Napa County has been monitoring groundwater conditions since the 1960s, when it collaborated with the U.S. Geological Survey on a study of groundwater resources in Napa Valley. Since 2009, the County has implemented additional programs to implement the General Plan and better understand, assess, and maintain groundwater sustainability. To further General Plan implementation, the County appointed a Groundwater Resources Advisory Committee (GRAC) in 2011. One of the Committee’s products was the 2013 Napa County Groundwater Monitoring Plan (GMP), to document and enhance the groundwater monitoring efforts that had previously been conducted under the County’s Comprehensive Groundwater Monitoring Program. The GMP recommended annual reports on groundwater conditions and modifications to the countywide groundwater monitoring program as needed. The first report was issued in 2015, analyzing 2014 water year data.
For the 2020 water year report (published in 5/2021), groundwater monitoring was conducted at 107 wells across Napa County that are representative of various geologic and geographic conditions. These included 60 wells within the Subbasin, as well as 47 wells located in other areas of the County. The cost for preparing the report this year was $42,000.
In the spring of 2020, groundwater depths in the alluvial aquifer of the Napa Valley Subbasin ranged from 7 feet to approximately 50 feet below the surface. Groundwater level trends in the alluvial aquifer system of the Napa Valley Subbasin are stable in most wells with long-term groundwater level records. Changes in groundwater levels from one year to the next generally reflect the amount of rainfall received.
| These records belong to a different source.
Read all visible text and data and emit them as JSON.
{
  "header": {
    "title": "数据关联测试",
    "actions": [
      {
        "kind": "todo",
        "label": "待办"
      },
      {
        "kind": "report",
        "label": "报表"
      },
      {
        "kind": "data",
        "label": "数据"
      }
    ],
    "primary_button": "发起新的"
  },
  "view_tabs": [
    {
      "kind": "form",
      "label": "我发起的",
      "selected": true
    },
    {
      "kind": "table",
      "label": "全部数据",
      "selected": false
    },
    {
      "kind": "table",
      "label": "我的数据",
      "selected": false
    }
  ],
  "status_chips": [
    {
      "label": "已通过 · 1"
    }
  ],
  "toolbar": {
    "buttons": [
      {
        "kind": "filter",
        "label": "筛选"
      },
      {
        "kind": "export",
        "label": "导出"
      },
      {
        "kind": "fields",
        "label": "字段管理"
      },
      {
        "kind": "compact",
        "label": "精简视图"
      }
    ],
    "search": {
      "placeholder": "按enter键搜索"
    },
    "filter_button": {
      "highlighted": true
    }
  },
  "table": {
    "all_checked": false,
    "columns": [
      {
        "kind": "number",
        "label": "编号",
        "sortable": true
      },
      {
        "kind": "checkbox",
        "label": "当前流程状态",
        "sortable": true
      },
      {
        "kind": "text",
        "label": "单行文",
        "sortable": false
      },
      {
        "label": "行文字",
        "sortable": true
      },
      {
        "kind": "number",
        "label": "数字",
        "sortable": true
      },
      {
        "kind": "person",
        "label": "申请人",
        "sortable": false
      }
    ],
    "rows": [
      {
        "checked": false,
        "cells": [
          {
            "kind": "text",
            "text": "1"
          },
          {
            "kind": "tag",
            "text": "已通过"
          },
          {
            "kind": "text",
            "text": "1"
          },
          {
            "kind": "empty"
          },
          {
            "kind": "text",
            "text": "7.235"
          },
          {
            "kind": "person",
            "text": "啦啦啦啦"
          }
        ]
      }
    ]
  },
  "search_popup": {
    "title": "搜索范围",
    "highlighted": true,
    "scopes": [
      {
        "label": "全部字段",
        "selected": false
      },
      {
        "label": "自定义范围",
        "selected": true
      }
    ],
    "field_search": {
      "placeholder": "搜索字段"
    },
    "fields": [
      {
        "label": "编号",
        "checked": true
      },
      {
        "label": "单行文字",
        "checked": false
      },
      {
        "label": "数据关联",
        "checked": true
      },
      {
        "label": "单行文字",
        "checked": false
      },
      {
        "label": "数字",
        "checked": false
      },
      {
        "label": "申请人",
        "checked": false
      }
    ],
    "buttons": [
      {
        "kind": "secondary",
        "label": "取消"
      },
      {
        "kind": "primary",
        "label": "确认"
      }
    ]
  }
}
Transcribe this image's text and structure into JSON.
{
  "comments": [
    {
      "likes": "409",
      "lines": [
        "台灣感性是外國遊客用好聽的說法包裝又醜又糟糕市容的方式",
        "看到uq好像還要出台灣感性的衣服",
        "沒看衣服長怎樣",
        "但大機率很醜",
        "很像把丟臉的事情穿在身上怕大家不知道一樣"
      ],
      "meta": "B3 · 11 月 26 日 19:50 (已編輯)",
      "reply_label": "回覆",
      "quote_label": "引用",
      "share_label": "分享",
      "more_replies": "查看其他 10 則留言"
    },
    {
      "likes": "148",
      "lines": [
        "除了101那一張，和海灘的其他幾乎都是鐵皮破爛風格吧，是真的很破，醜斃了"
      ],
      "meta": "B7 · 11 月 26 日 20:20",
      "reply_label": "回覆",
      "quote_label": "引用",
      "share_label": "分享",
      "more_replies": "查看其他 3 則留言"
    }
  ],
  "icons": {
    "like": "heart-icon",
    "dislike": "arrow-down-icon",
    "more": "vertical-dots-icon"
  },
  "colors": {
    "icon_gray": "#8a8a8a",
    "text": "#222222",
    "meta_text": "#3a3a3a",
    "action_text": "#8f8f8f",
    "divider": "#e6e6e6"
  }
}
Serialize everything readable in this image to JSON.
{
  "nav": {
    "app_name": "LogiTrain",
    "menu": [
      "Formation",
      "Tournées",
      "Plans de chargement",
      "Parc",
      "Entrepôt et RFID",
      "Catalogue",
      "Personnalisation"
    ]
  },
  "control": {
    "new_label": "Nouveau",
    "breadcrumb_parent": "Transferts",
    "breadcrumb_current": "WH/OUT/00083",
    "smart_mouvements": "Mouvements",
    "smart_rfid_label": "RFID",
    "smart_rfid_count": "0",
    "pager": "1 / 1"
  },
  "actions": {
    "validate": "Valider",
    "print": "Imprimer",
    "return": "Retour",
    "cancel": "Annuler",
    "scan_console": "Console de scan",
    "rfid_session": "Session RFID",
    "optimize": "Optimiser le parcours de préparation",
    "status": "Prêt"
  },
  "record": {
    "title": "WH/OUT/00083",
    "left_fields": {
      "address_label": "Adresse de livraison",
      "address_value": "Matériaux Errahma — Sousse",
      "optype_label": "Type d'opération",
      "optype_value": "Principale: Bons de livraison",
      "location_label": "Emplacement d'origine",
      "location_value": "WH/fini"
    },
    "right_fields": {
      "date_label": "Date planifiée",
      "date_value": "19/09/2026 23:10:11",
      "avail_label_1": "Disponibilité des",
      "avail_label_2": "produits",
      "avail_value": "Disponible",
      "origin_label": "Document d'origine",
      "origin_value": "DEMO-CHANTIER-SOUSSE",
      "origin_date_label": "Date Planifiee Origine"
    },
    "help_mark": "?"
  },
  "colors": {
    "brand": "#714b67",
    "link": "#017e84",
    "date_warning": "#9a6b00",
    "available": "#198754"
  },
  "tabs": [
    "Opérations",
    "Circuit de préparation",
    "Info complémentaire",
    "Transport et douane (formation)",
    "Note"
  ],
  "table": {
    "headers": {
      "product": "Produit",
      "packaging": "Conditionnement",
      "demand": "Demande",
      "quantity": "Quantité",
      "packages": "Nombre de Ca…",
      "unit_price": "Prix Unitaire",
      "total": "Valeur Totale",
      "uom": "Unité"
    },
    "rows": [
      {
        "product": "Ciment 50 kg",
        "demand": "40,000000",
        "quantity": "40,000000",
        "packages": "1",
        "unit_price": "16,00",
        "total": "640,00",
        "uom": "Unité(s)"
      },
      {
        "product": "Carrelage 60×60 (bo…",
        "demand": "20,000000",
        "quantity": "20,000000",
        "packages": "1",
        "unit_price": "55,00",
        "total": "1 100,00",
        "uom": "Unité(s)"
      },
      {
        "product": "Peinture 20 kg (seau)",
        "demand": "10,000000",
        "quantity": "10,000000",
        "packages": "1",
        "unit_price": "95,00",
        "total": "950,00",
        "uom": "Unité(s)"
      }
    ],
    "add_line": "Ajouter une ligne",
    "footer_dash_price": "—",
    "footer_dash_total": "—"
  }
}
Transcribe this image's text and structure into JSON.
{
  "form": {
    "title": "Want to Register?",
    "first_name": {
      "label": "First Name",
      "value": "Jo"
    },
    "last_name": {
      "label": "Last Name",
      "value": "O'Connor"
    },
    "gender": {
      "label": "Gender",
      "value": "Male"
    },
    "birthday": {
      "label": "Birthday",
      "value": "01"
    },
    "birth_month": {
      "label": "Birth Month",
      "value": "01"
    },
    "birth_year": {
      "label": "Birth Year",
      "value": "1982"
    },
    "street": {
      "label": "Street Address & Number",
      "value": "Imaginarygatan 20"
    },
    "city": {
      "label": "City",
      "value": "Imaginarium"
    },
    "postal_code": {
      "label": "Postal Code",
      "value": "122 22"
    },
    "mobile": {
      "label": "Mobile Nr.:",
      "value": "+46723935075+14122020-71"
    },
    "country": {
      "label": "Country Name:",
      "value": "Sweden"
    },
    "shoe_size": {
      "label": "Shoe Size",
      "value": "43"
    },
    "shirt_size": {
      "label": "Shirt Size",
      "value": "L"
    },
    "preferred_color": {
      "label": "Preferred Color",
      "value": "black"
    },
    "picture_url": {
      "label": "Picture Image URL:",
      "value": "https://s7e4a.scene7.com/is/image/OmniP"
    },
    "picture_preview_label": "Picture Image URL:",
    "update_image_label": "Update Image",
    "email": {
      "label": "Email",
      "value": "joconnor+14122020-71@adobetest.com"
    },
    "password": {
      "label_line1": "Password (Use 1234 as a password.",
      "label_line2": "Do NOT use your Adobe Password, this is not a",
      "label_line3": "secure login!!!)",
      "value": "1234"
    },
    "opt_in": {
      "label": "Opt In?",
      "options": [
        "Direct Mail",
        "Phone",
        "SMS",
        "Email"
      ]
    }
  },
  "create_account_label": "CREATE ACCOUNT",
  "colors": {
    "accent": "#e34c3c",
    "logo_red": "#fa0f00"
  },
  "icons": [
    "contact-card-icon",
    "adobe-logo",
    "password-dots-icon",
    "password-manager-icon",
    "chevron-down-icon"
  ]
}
Differences in the subsurface geology of the Napa Valley Subbasin are important to the interpretation of groundwater levels, particularly for wells constructed entirely or partially within the alluvium in Napa Valley. Wells located entirely within the alluvium have relatively shallow spring depths to groundwater. Wells built partially or entirely in geologic formations below the alluvium may experience different depths to groundwater. As a result, two wells located very near to each other may have very different depths to groundwater depending on how these wells are constructed and whether they are tapping into the alluvial aquifer or a deeper, confined aquifer.
Please visit the County’s Water Conservation website for ways to reduce water use in your home and garden.